**Exercise details:** An exact reproduction of the records is required, with all images left out.

Entries from a dataset of interfaces
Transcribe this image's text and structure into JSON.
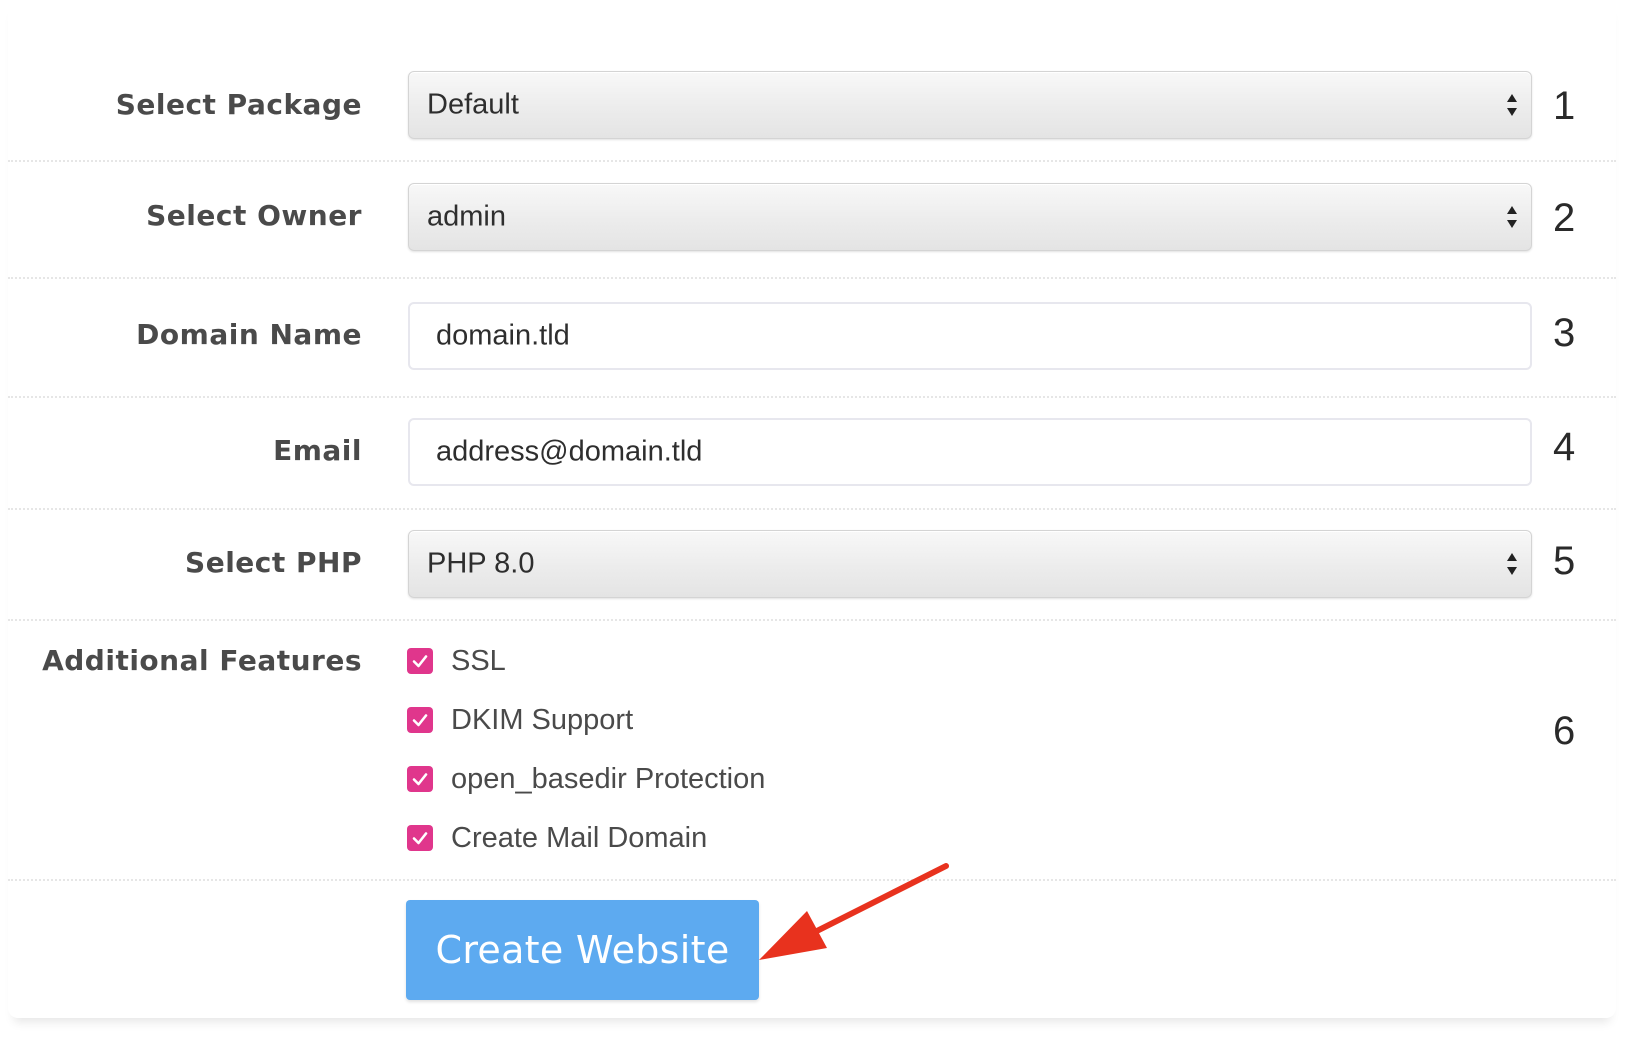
{
  "form": {
    "package": {
      "label": "Select Package",
      "value": "Default",
      "step": "1"
    },
    "owner": {
      "label": "Select Owner",
      "value": "admin",
      "step": "2"
    },
    "domain": {
      "label": "Domain Name",
      "value": "domain.tld",
      "step": "3"
    },
    "email": {
      "label": "Email",
      "value": "address@domain.tld",
      "step": "4"
    },
    "php": {
      "label": "Select PHP",
      "value": "PHP 8.0",
      "step": "5"
    },
    "features": {
      "label": "Additional Features",
      "step": "6",
      "items": [
        {
          "label": "SSL",
          "checked": true
        },
        {
          "label": "DKIM Support",
          "checked": true
        },
        {
          "label": "open_basedir Protection",
          "checked": true
        },
        {
          "label": "Create Mail Domain",
          "checked": true
        }
      ]
    },
    "submit_label": "Create Website"
  },
  "colors": {
    "checkbox": "#e0368c",
    "button": "#5daaf0",
    "annotation_arrow": "#e8321e"
  },
  "icons": {
    "select_arrows": "up-down-arrows-icon",
    "checkmark": "checkmark-icon",
    "annotation": "red-arrow-icon"
  }
}
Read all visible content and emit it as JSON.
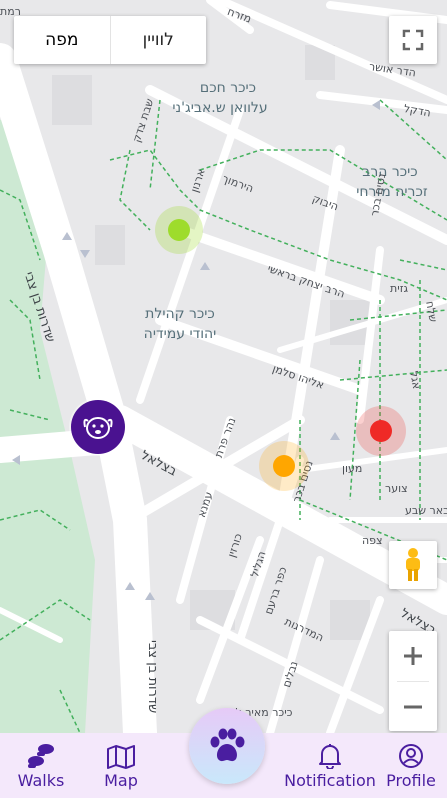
{
  "map": {
    "type_toggle": {
      "map_label": "מפה",
      "satellite_label": "לוויין",
      "active": "map"
    },
    "labels": {
      "square_hacham": "כיכר חכם",
      "square_hacham_2": "עלוואן ש.אביג'ני",
      "square_harav": "כיכר הרב",
      "square_harav_2": "זכריה מזרחי",
      "square_kehilat": "כיכר קהילת",
      "square_kehilat_2": "יהודי עמידיה",
      "sderot_ben_zvi": "שדרות בן צבי",
      "sderot_ben_zvi_2": "שדרות בן צבי",
      "betzalel": "בצלאל",
      "betzalel_2": "בצלאל",
      "harav_yitzhak": "הרב יצחק בראשי",
      "eliyahu_salman": "אליהו סלמן",
      "nisim_bekhar": "נסים בכר",
      "nisim_bekhar_2": "נסים בכר",
      "neheh_prat": "נהר פרת",
      "hadekel": "הדקל",
      "hirmuk": "הירמוך",
      "hiboq": "היבוק",
      "arnon": "ארנון",
      "hadar": "הדר אושר",
      "mizrah": "מזרח",
      "shevet_tzadik": "שבת צדק",
      "gazit": "גזית",
      "maon": "מעון",
      "tzoar": "צוער",
      "beer_sheva": "באר שבע",
      "tzfat": "צפה",
      "ramat": "רמת",
      "amnon": "עמנא",
      "kurazin": "כורזין",
      "hagalil": "הגליל",
      "kfar_baram": "כפר ברעם",
      "hamadrigot": "המדרגות",
      "nevalim": "נבלים",
      "kikar_meir": "כיכר מאיר לוי",
      "shimon": "שלח",
      "agal": "אגל"
    },
    "markers": [
      {
        "name": "green",
        "color": "#9edc2c"
      },
      {
        "name": "orange",
        "color": "#ffa600"
      },
      {
        "name": "red",
        "color": "#ef2a26"
      }
    ]
  },
  "nav": {
    "walks_label": "Walks",
    "map_label": "Map",
    "notification_label": "Notification",
    "profile_label": "Profile",
    "fab_icon": "paw-icon",
    "accent": "#4a1ea0"
  }
}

**Answer for this exercise:**
Transcribe this image's text and structure into JSON.
{
  "form": {
    "package": {
      "label": "Select Package",
      "value": "Default",
      "step": "1"
    },
    "owner": {
      "label": "Select Owner",
      "value": "admin",
      "step": "2"
    },
    "domain": {
      "label": "Domain Name",
      "value": "domain.tld",
      "step": "3"
    },
    "email": {
      "label": "Email",
      "value": "address@domain.tld",
      "step": "4"
    },
    "php": {
      "label": "Select PHP",
      "value": "PHP 8.0",
      "step": "5"
    },
    "features": {
      "label": "Additional Features",
      "step": "6",
      "items": [
        {
          "label": "SSL",
          "checked": true
        },
        {
          "label": "DKIM Support",
          "checked": true
        },
        {
          "label": "open_basedir Protection",
          "checked": true
        },
        {
          "label": "Create Mail Domain",
          "checked": true
        }
      ]
    },
    "submit_label": "Create Website"
  },
  "colors": {
    "checkbox": "#e0368c",
    "button": "#5daaf0",
    "annotation_arrow": "#e8321e"
  },
  "icons": {
    "select_arrows": "up-down-arrows-icon",
    "checkmark": "checkmark-icon",
    "annotation": "red-arrow-icon"
  }
}
Read all visible content and emit it as JSON.
{
  "map": {
    "type_toggle": {
      "map_label": "מפה",
      "satellite_label": "לוויין",
      "active": "map"
    },
    "labels": {
      "square_hacham": "כיכר חכם",
      "square_hacham_2": "עלוואן ש.אביג'ני",
      "square_harav": "כיכר הרב",
      "square_harav_2": "זכריה מזרחי",
      "square_kehilat": "כיכר קהילת",
      "square_kehilat_2": "יהודי עמידיה",
      "sderot_ben_zvi": "שדרות בן צבי",
      "sderot_ben_zvi_2": "שדרות בן צבי",
      "betzalel": "בצלאל",
      "betzalel_2": "בצלאל",
      "harav_yitzhak": "הרב יצחק בראשי",
      "eliyahu_salman": "אליהו סלמן",
      "nisim_bekhar": "נסים בכר",
      "nisim_bekhar_2": "נסים בכר",
      "neheh_prat": "נהר פרת",
      "hadekel": "הדקל",
      "hirmuk": "הירמוך",
      "hiboq": "היבוק",
      "arnon": "ארנון",
      "hadar": "הדר אושר",
      "mizrah": "מזרח",
      "shevet_tzadik": "שבת צדק",
      "gazit": "גזית",
      "maon": "מעון",
      "tzoar": "צוער",
      "beer_sheva": "באר שבע",
      "tzfat": "צפה",
      "ramat": "רמת",
      "amnon": "עמנא",
      "kurazin": "כורזין",
      "hagalil": "הגליל",
      "kfar_baram": "כפר ברעם",
      "hamadrigot": "המדרגות",
      "nevalim": "נבלים",
      "kikar_meir": "כיכר מאיר לוי",
      "shimon": "שלח",
      "agal": "אגל"
    },
    "markers": [
      {
        "name": "green",
        "color": "#9edc2c"
      },
      {
        "name": "orange",
        "color": "#ffa600"
      },
      {
        "name": "red",
        "color": "#ef2a26"
      }
    ]
  },
  "nav": {
    "walks_label": "Walks",
    "map_label": "Map",
    "notification_label": "Notification",
    "profile_label": "Profile",
    "fab_icon": "paw-icon",
    "accent": "#4a1ea0"
  }
}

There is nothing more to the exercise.